A strong network of funding sources coupled with a global alumni network support educational and employment opportunities for students.  Fellowships include the C.V. Starr Fellowship; the Prem Fellowship for Thai Studies; the Freeport McMoRan Fellowship for Indonesians; the Tran Thi Quynh Hoa Fellowship for Vietnamese; the USINDO-SAIS  Edward E. Masters Fellowship Program for Indonesian foreign service officers; the Philip W. Thayer Fellowship (with major funding from the Henry Luce Foundation) for students and visiting scholars from Myanmar, the Philippines, and Vietnam, including junior faculty members from government training academies; and the Southeast Asia Studies Alumni & Friends Fellowship. Additionally, the SAIS Southeast Asia Studies Program initiated a joint program with the U.S.-Korea Institute at SAIS and Chung Ang University to provide full tuition for one Burmese Foreign Service officer for one year at SAIS followed by one year at a Korean graduate school.


Graduate Profiles

Frederic Neumann (Class of 2005) is the senior economist at HSBC in Hong Kong, responsible for the Asia region. Originally from Luxembourg, Fred has taught courses on macroeconomics and Asia and was a consultant for the World Bank and various governments.

Shari Knoerzer (Class of 2002) works for Freeport-McMoRan Copper & Gold as director of social responsibility and community development - Asia/Africa. Her first five years at Freeport were spent in Indonesia.

Edison Sian (Class of 2004) is in the Philippines setting up a social enterprise to target the healthcare needs of the poorest communities. His goal is establishing micro-clinics throughout the archipelago to combat the five main causes of death in over 70% of the population.

Bruce Schulman (Class of 1998) funded the Paul D. Wolfowitz Fellowship Prize in Southeast Asia Studies in honor of Ambassador Paul D. Wolfowitz, former dean of SAIS, to recognize the second-year Southeast Asia Studies M.A. student with the highest GPA. Prize recipients: Wallis Yu (2011), Sean Creehan (2012), and Elizabeth Vish (2013).



 

External Resources

Contact Us

Karl D. Jackson, Ph.D.
C.V. Starr Distinguished Professor, Director of Asian Studies and the Southeast Asia Studies Program

kdjackson@jhu.edu
Rome 619

William M. Wise, M.A.
Associate Director of the Southeast Asia Studies Program, Associate Practitioner-in-Residence

wwise2@jhu.edu
Rome 621

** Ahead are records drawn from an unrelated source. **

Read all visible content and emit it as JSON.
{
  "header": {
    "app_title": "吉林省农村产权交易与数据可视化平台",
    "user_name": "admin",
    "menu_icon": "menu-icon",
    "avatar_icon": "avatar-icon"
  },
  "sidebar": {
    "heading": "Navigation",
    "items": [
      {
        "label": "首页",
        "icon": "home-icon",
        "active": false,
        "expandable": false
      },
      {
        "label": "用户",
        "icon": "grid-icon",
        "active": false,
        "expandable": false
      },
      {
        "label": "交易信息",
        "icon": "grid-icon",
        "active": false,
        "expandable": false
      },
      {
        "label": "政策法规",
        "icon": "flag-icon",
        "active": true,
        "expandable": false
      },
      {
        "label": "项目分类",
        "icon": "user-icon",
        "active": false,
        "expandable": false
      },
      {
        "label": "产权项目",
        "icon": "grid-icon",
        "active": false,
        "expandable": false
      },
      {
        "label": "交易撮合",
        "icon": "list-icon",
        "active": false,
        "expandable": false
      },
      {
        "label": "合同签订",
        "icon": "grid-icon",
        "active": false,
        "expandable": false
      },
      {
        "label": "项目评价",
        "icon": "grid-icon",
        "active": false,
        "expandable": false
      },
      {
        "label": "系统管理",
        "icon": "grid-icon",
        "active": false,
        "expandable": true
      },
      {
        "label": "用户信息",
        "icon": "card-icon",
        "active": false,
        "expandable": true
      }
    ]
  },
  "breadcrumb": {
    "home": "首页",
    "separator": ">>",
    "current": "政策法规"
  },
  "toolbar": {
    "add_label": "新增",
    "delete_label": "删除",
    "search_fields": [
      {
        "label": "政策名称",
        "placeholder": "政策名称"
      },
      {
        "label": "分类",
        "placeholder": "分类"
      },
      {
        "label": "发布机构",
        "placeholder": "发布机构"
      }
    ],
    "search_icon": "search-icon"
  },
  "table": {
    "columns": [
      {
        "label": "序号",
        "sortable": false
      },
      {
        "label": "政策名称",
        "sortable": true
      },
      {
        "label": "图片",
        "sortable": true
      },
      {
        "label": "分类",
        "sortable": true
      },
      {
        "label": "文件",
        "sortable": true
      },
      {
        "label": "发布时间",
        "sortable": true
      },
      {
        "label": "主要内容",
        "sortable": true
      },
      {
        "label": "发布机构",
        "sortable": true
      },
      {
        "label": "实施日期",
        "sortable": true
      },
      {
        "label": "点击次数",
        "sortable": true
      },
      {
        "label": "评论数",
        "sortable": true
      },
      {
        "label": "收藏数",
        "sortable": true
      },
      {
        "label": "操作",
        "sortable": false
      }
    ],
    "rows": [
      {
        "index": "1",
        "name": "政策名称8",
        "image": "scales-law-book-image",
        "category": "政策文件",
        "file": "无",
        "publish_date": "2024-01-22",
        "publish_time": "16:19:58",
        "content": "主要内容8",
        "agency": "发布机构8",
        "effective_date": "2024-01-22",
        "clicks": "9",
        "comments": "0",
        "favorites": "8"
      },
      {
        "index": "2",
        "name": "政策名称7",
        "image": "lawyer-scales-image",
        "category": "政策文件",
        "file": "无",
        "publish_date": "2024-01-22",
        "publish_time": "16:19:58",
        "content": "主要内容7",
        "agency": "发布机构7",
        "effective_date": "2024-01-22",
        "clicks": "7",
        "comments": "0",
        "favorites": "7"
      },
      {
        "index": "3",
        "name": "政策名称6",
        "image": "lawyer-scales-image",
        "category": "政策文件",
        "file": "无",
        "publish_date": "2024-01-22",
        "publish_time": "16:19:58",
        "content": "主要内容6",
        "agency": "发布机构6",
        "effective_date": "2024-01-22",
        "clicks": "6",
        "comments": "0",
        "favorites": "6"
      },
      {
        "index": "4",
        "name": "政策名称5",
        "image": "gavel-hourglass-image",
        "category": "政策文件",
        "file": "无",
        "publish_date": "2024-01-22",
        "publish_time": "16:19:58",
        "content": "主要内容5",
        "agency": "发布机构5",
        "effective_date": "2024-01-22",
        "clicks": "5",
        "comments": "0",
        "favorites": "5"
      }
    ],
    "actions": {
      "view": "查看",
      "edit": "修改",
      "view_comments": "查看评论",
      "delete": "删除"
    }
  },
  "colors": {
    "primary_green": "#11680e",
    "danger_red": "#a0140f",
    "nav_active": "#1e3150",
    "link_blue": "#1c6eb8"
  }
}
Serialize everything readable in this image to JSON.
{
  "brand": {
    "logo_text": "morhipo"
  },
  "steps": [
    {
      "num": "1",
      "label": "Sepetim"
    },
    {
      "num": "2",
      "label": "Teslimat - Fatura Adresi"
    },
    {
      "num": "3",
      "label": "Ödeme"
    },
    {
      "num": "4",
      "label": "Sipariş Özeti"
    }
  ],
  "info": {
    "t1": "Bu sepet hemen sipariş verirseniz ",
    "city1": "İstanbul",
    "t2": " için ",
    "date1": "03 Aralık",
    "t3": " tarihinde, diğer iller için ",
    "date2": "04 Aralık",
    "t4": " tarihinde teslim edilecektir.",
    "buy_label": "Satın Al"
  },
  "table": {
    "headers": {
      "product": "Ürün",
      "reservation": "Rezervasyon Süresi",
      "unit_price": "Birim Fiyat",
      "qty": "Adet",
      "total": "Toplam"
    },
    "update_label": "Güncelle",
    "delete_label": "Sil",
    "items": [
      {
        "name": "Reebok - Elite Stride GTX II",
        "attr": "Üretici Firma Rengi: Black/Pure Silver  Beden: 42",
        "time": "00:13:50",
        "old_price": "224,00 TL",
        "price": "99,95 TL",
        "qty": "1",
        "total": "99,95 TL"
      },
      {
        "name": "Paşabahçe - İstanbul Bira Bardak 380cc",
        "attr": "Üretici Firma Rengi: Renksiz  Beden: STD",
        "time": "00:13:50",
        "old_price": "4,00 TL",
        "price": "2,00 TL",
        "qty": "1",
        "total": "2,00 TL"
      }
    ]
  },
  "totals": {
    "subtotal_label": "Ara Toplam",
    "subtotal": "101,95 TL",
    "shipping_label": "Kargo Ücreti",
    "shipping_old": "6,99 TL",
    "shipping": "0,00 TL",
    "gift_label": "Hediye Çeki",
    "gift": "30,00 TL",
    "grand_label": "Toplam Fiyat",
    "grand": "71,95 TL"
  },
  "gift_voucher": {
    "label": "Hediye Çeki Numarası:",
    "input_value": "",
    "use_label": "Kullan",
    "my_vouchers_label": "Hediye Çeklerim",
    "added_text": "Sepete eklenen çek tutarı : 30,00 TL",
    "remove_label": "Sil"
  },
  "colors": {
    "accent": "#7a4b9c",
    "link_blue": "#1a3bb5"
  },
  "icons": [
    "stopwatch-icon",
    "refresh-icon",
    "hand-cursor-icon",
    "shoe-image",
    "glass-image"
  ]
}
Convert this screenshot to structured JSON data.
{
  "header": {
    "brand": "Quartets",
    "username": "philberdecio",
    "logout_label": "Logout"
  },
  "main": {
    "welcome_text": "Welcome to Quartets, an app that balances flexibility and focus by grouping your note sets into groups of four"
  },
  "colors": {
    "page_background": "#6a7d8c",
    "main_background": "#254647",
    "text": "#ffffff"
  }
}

Jacqueline Ganem, Ph.D.
Program Coordinator of the Southeast Asia Studies Program

seasia@jhu.edu
Rome 620

Address & Phone

Southeast Asia Studies
Rome Building
1619 Massachusetts Ave., N.W.
Washington, D.C.
20036
  • 202.663.5837